**TASK GOAL**. Scan the lines below for "this" and copy the matches.

START INFORMATION SUPPLIED

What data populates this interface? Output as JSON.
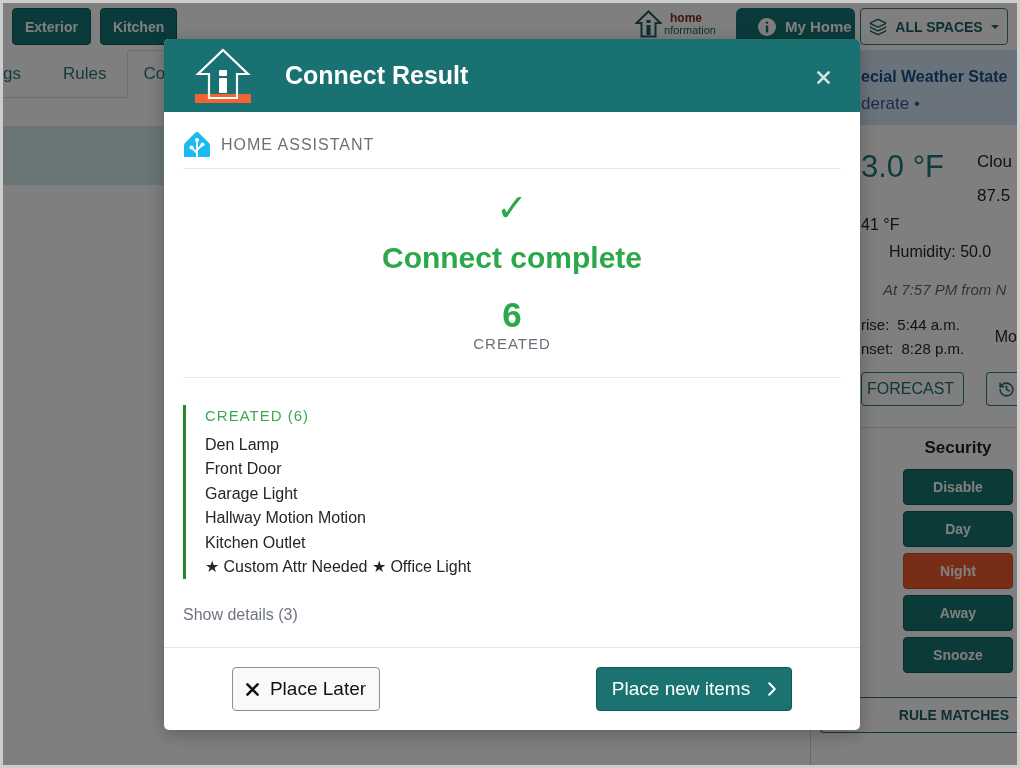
{
  "top_bar": {
    "room_buttons": [
      "Exterior",
      "Kitchen"
    ],
    "logo": [
      "home",
      "nformation"
    ],
    "my_home_button": "My Home",
    "spaces_menu": "ALL SPACES"
  },
  "tabs": [
    {
      "label": "gs",
      "selected": false
    },
    {
      "label": "Rules",
      "selected": false
    },
    {
      "label": "Co",
      "selected": true
    }
  ],
  "weather": {
    "title": "ecial Weather State",
    "subtitle": "derate •",
    "temperature": "3.0 °F",
    "condition": "Clou",
    "reading": "87.5",
    "low": "41 °F",
    "humidity": "Humidity: 50.0",
    "observed": "At 7:57 PM from N",
    "sunrise": {
      "label": "rise:",
      "time": "5:44 a.m."
    },
    "sunset": {
      "label": "nset:",
      "time": "8:28 p.m."
    },
    "moon": "Mo",
    "forecast_button": "FORECAST"
  },
  "security": {
    "title": "Security",
    "modes": [
      {
        "label": "Disable",
        "selected": false
      },
      {
        "label": "Day",
        "selected": false
      },
      {
        "label": "Night",
        "selected": true
      },
      {
        "label": "Away",
        "selected": false
      },
      {
        "label": "Snooze",
        "selected": false
      }
    ]
  },
  "rule_matches_button": "RULE MATCHES",
  "dialog": {
    "title": "Connect Result",
    "source": "HOME ASSISTANT",
    "status_mark": "✓",
    "status": "Connect complete",
    "count": "6",
    "count_label": "CREATED",
    "section": {
      "heading": "CREATED (6)",
      "items": [
        "Den Lamp",
        "Front Door",
        "Garage Light",
        "Hallway Motion Motion",
        "Kitchen Outlet",
        "★ Custom Attr Needed ★ Office Light"
      ]
    },
    "details_toggle": "Show details (3)",
    "buttons": [
      {
        "kind": "secondary",
        "label": "Place Later"
      },
      {
        "kind": "primary",
        "label": "Place new items"
      }
    ]
  }
}
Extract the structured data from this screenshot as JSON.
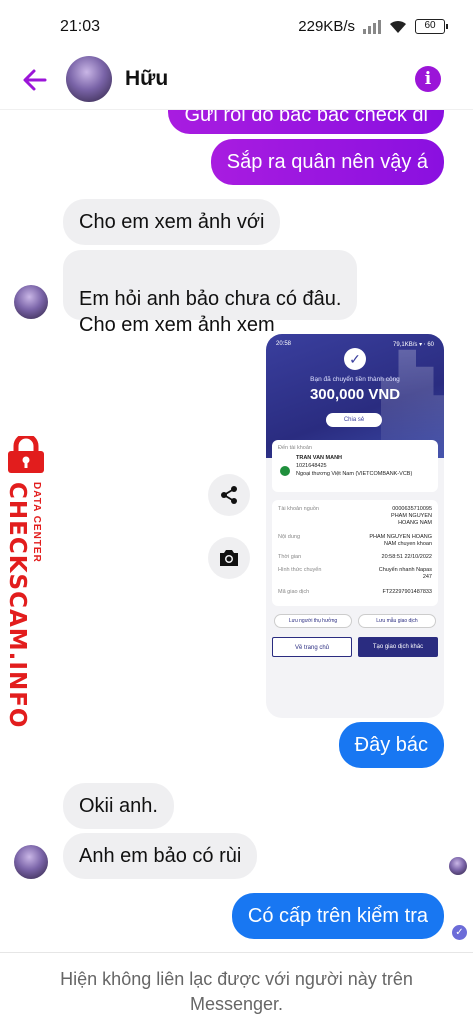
{
  "status_bar": {
    "time": "21:03",
    "net_speed": "229KB/s",
    "battery": "60"
  },
  "header": {
    "contact_name": "Hữu"
  },
  "messages": [
    {
      "text": "Gửi rồi đó bác bác check đi"
    },
    {
      "text": "Sắp ra quân nên vậy á"
    },
    {
      "text": "Cho em xem ảnh với"
    },
    {
      "text": "Em hỏi anh bảo chưa có đâu.\nCho em xem ảnh xem"
    },
    {
      "text": "Đây bác"
    },
    {
      "text": "Okii anh."
    },
    {
      "text": "Anh em bảo có rùi"
    },
    {
      "text": "Có cấp trên kiểm tra"
    }
  ],
  "receipt": {
    "time": "20:58",
    "status": "79,1KB/s ▾ ⋅ 60",
    "success_text": "Bạn đã chuyển tiền thành công",
    "amount": "300,000 VND",
    "share_label": "Chia sẻ",
    "to_label": "Đến tài khoản",
    "recipient_name": "TRAN VAN MANH",
    "recipient_account": "1021648425",
    "recipient_bank": "Ngoại thương Việt Nam (VIETCOMBANK-VCB)",
    "rows": [
      {
        "label": "Tài khoản nguồn",
        "value": "0000635710095\nPHAM NGUYEN\nHOANG NAM"
      },
      {
        "label": "Nội dung",
        "value": "PHAM NGUYEN HOANG\nNAM chuyen khoan"
      },
      {
        "label": "Thời gian",
        "value": "20:58:51 22/10/2022"
      },
      {
        "label": "Hình thức chuyển",
        "value": "Chuyển nhanh Napas\n247"
      },
      {
        "label": "Mã giao dịch",
        "value": "FT22297901487833"
      }
    ],
    "save_recipient": "Lưu người thụ hưởng",
    "save_template": "Lưu mẫu giao dịch",
    "home_button": "Về trang chủ",
    "new_transaction_button": "Tạo giao dịch khác"
  },
  "watermark": {
    "brand": "CHECKSCAM.INFO",
    "tagline": "DATA CENTER"
  },
  "footer": {
    "notice": "Hiện không liên lạc được với người này trên Messenger."
  },
  "colors": {
    "accent_purple": "#9b15d8",
    "bubble_blue": "#1877f2",
    "bubble_gray": "#efeff1",
    "watermark_red": "#e21d1d"
  }
}
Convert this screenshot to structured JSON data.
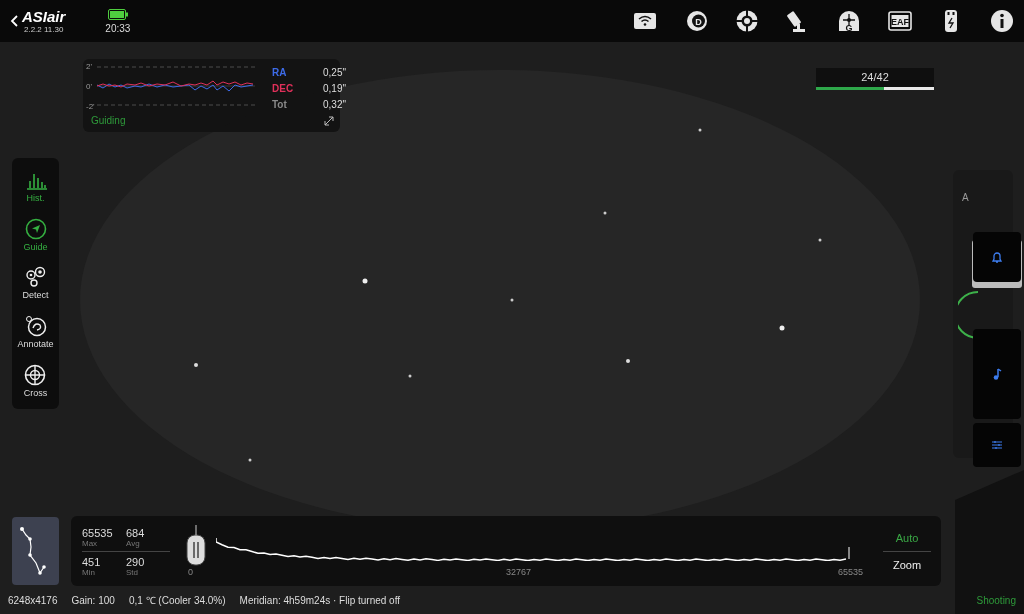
{
  "header": {
    "logo": "ASIair",
    "version": "2.2.2 11.30",
    "time": "20:33"
  },
  "device_icons": [
    {
      "kind": "wifi"
    },
    {
      "kind": "filter",
      "label": "D"
    },
    {
      "kind": "target"
    },
    {
      "kind": "mount"
    },
    {
      "kind": "guide",
      "label": "G"
    },
    {
      "kind": "focuser",
      "label": "EAF"
    },
    {
      "kind": "usb"
    },
    {
      "kind": "info"
    }
  ],
  "guiding": {
    "axis_labels": [
      "2'",
      "0'",
      "-2'"
    ],
    "legend": [
      {
        "name": "RA",
        "value": "0,25\"",
        "color": "#3d6be8"
      },
      {
        "name": "DEC",
        "value": "0,19\"",
        "color": "#e0305a"
      },
      {
        "name": "Tot",
        "value": "0,32\"",
        "color": "#8a8a8a"
      }
    ],
    "status": "Guiding"
  },
  "sequence": {
    "progress": "24/42",
    "level": 0.58
  },
  "tools": [
    {
      "label": "Hist.",
      "kind": "histogram",
      "active": true
    },
    {
      "label": "Guide",
      "kind": "guide",
      "active": true
    },
    {
      "label": "Detect",
      "kind": "detect",
      "active": false
    },
    {
      "label": "Annotate",
      "kind": "annotate",
      "active": false
    },
    {
      "label": "Cross",
      "kind": "cross",
      "active": false
    }
  ],
  "side_panel": {
    "label": "A",
    "buttons": [
      {
        "kind": "bell"
      },
      {
        "kind": "music"
      },
      {
        "kind": "sliders"
      }
    ]
  },
  "histogram": {
    "stats": [
      {
        "value": "65535",
        "label": "Max"
      },
      {
        "value": "684",
        "label": "Avg"
      },
      {
        "value": "451",
        "label": "Min"
      },
      {
        "value": "290",
        "label": "Std"
      }
    ],
    "scale": [
      "0",
      "32767",
      "65535"
    ],
    "buttons": [
      {
        "label": "Auto",
        "active": true
      },
      {
        "label": "Zoom",
        "active": false
      }
    ]
  },
  "status_bar": {
    "items": [
      "6248x4176",
      "Gain: 100",
      "0,1 ℃ (Cooler 34.0%)",
      "Meridian: 4h59m24s · Flip turned off"
    ],
    "state": "Shooting"
  }
}
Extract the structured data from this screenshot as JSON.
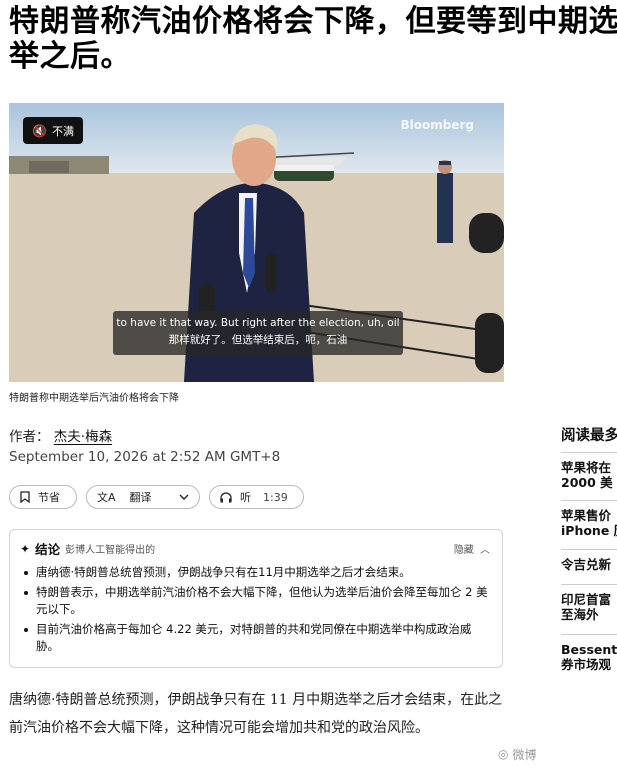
{
  "article": {
    "headline": "特朗普称汽油价格将会下降，但要等到中期选举之后。",
    "video": {
      "mute_label": "不满",
      "brand": "Bloomberg",
      "subtitle_en": "to have it that way. But right after the election, uh, oil",
      "subtitle_zh": "那样就好了。但选举结束后，呃，石油"
    },
    "caption": "特朗普称中期选举后汽油价格将会下降",
    "author_prefix": "作者：",
    "author_name": "杰夫·梅森",
    "date": "September 10, 2026 at 2:52 AM GMT+8",
    "actions": {
      "bookmark": "节省",
      "translate": "翻译",
      "listen": "听",
      "listen_duration": "1:39"
    },
    "summary": {
      "title": "结论",
      "subtitle": "彭博人工智能得出的",
      "toggle": "隐藏",
      "points": [
        "唐纳德·特朗普总统曾预测，伊朗战争只有在11月中期选举之后才会结束。",
        "特朗普表示，中期选举前汽油价格不会大幅下降，但他认为选举后油价会降至每加仑 2 美元以下。",
        "目前汽油价格高于每加仑 4.22 美元，对特朗普的共和党同僚在中期选举中构成政治威胁。"
      ]
    },
    "body": "唐纳德·特朗普总统预测，伊朗战争只有在 11 月中期选举之后才会结束，在此之前汽油价格不会大幅下降，这种情况可能会增加共和党的政治风险。"
  },
  "sidebar": {
    "title": "阅读最多",
    "items": [
      {
        "line1": "苹果将在",
        "line2": "2000 美"
      },
      {
        "line1": "苹果售价",
        "line2": "iPhone 历"
      },
      {
        "line1": "令吉兑新",
        "line2": ""
      },
      {
        "line1": "印尼首富",
        "line2": "至海外"
      },
      {
        "line1": "Bessent",
        "line2": "券市场观"
      }
    ]
  },
  "watermark": "微博"
}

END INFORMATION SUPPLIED

**PROBLEM SOLUTION**.
What data populates this interface? Output as JSON.
Extract the structured data from this screenshot as JSON.
Convert this screenshot to structured JSON data.
Extract the structured data from this screenshot as JSON.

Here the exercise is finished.